In an ongoing analysis conducted by New York University's Stern School of Business, $140 invested in in 1928 would be worth $167,000 by the end of 2011. About $100 invested in Treasury Bonds would be worth just $6,700. Of course, badly lagged bonds at various intervals, such as in the 1930s and 1970s; but for the most part, have been the winning asset class.
Although we don't know how rally. Moreover, you can find many high-quality that dividend yields that are twice as high as current 10-year yields.fare over the next few years, we have a pretty good idea about bonds: With interest rates already at stunningly low levels, there isn't any room for rates to fall much lower. So (which rise in value as yields fall) have no more room to
Reason No. 2: The Rule Of 100
But that doesn't home equity and other assets) should represent lower risk as you age. Simply subtract your age from 100 to figure out how much exposure you should have to the riskiest asset class -- . For example, if you are 25 years old, you should have 75% of your assets in . If you are 60 years old, then the percentage devoted to should fall to 40%. The remainder should be tied up in bonds, along with your homeowner's equity.that you should shun bonds. With the "Rule of 100," your base of assets (including , bonds,
Reason No. 3: Rainy-Day
Yet there is another year or two. Simply , the market is always capable of falling in value in any given year, and as many retirees saw in 2008, their nest egg shrank right at a time when they needed for everyday expenses.to consider when it comes to allocating your among and bonds.

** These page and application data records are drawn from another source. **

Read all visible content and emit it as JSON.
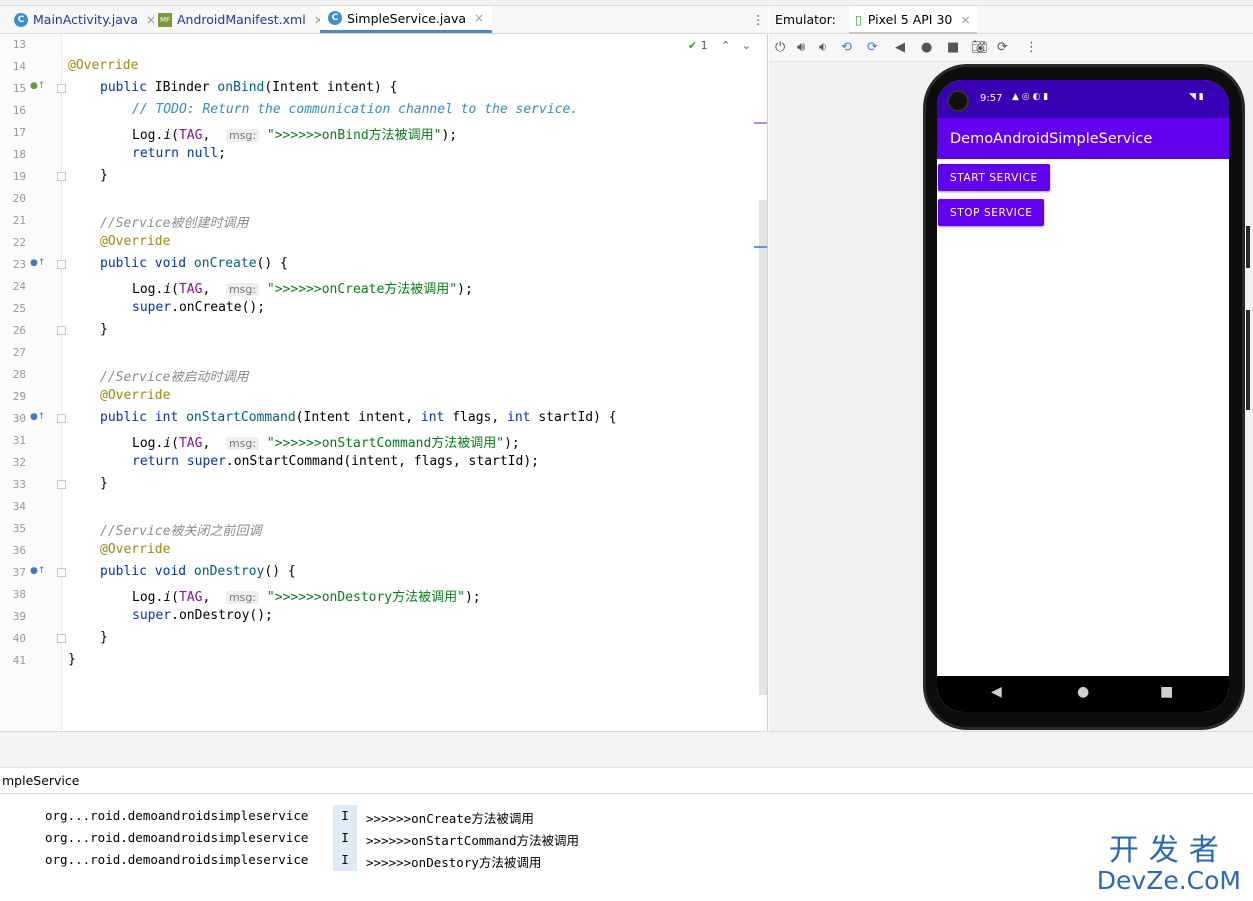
{
  "tabs": [
    {
      "icon": "C",
      "label": "MainActivity.java",
      "close": "×"
    },
    {
      "icon": "MF",
      "label": "AndroidManifest.xml",
      "close": "×"
    },
    {
      "icon": "C",
      "label": "SimpleService.java",
      "close": "×"
    }
  ],
  "tabs_menu": "⋮",
  "inspection_count": "1",
  "code": {
    "l13": "",
    "l14_ann": "@Override",
    "l15_a": "public ",
    "l15_b": "IBinder ",
    "l15_c": "onBind",
    "l15_d": "(Intent intent) {",
    "l16_a": "// ",
    "l16_b": "TODO: Return the communication channel to the service.",
    "l17_a": "Log.",
    "l17_b": "i",
    "l17_c": "(",
    "l17_d": "TAG",
    "l17_e": ",  ",
    "l17_hint": "msg:",
    "l17_str": "\">>>>>>onBind方法被调用\"",
    "l17_end": ");",
    "l18_a": "return null",
    "l18_b": ";",
    "l19": "}",
    "l21": "//Service被创建时调用",
    "l22": "@Override",
    "l23_a": "public void ",
    "l23_b": "onCreate",
    "l23_c": "() {",
    "l24_a": "Log.",
    "l24_b": "i",
    "l24_c": "(",
    "l24_d": "TAG",
    "l24_e": ",  ",
    "l24_hint": "msg:",
    "l24_str": "\">>>>>>onCreate方法被调用\"",
    "l24_end": ");",
    "l25_a": "super",
    "l25_b": ".onCreate();",
    "l26": "}",
    "l28": "//Service被启动时调用",
    "l29": "@Override",
    "l30_a": "public int ",
    "l30_b": "onStartCommand",
    "l30_c": "(Intent intent, ",
    "l30_d": "int ",
    "l30_e": "flags, ",
    "l30_f": "int ",
    "l30_g": "startId) {",
    "l31_a": "Log.",
    "l31_b": "i",
    "l31_c": "(",
    "l31_d": "TAG",
    "l31_e": ",  ",
    "l31_hint": "msg:",
    "l31_str": "\">>>>>>onStartCommand方法被调用\"",
    "l31_end": ");",
    "l32_a": "return super",
    "l32_b": ".onStartCommand(intent, flags, startId);",
    "l33": "}",
    "l35": "//Service被关闭之前回调",
    "l36": "@Override",
    "l37_a": "public void ",
    "l37_b": "onDestroy",
    "l37_c": "() {",
    "l38_a": "Log.",
    "l38_b": "i",
    "l38_c": "(",
    "l38_d": "TAG",
    "l38_e": ",  ",
    "l38_hint": "msg:",
    "l38_str": "\">>>>>>onDestory方法被调用\"",
    "l38_end": ");",
    "l39_a": "super",
    "l39_b": ".onDestroy();",
    "l40": "}",
    "l41": "}"
  },
  "line_numbers": [
    "13",
    "14",
    "15",
    "16",
    "17",
    "18",
    "19",
    "20",
    "21",
    "22",
    "23",
    "24",
    "25",
    "26",
    "27",
    "28",
    "29",
    "30",
    "31",
    "32",
    "33",
    "34",
    "35",
    "36",
    "37",
    "38",
    "39",
    "40",
    "41"
  ],
  "emulator": {
    "label": "Emulator:",
    "device": "Pixel 5 API 30",
    "close": "×"
  },
  "phone": {
    "time": "9:57",
    "app_title": "DemoAndroidSimpleService",
    "start_button": "START SERVICE",
    "stop_button": "STOP SERVICE",
    "nav_back": "◀",
    "nav_home": "●",
    "nav_recents": "■"
  },
  "logcat": {
    "filter_label": "mpleService",
    "rows": [
      {
        "pkg": "org...roid.demoandroidsimpleservice",
        "level": "I",
        "msg": ">>>>>>onCreate方法被调用"
      },
      {
        "pkg": "org...roid.demoandroidsimpleservice",
        "level": "I",
        "msg": ">>>>>>onStartCommand方法被调用"
      },
      {
        "pkg": "org...roid.demoandroidsimpleservice",
        "level": "I",
        "msg": ">>>>>>onDestory方法被调用"
      }
    ]
  },
  "watermark": {
    "cn": "开发者",
    "en": "DevZe.CoM"
  },
  "colors": {
    "accent_purple": "#6200ee",
    "status_purple": "#3700b3",
    "tab_underline": "#4a86c8"
  }
}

You should never into that you may need to tap in the next
As a rule of thumb, determine how much income -- and keep that out of . In this instance, bonds are a perfectly good place to your excess .you would need to live on for the next year if you lost your other sources of
dividend yield in the S&P 500 is around 2%, roughly in line with the on the 10-Year . But because tend to appreciate at a faster pace than bonds, you need to be compensated for the weaker gains in bonds by securing relatively higher yields., you want to look for yields that are much more robust than the yields of dividends found on . Right now, the average
Generally, awith yields in excess of 5% should be relatively appealing when compared to . And if yields approach 7% or 8%, as was the case throughout much of the 1970s, then bonds are the better deal -- hands down.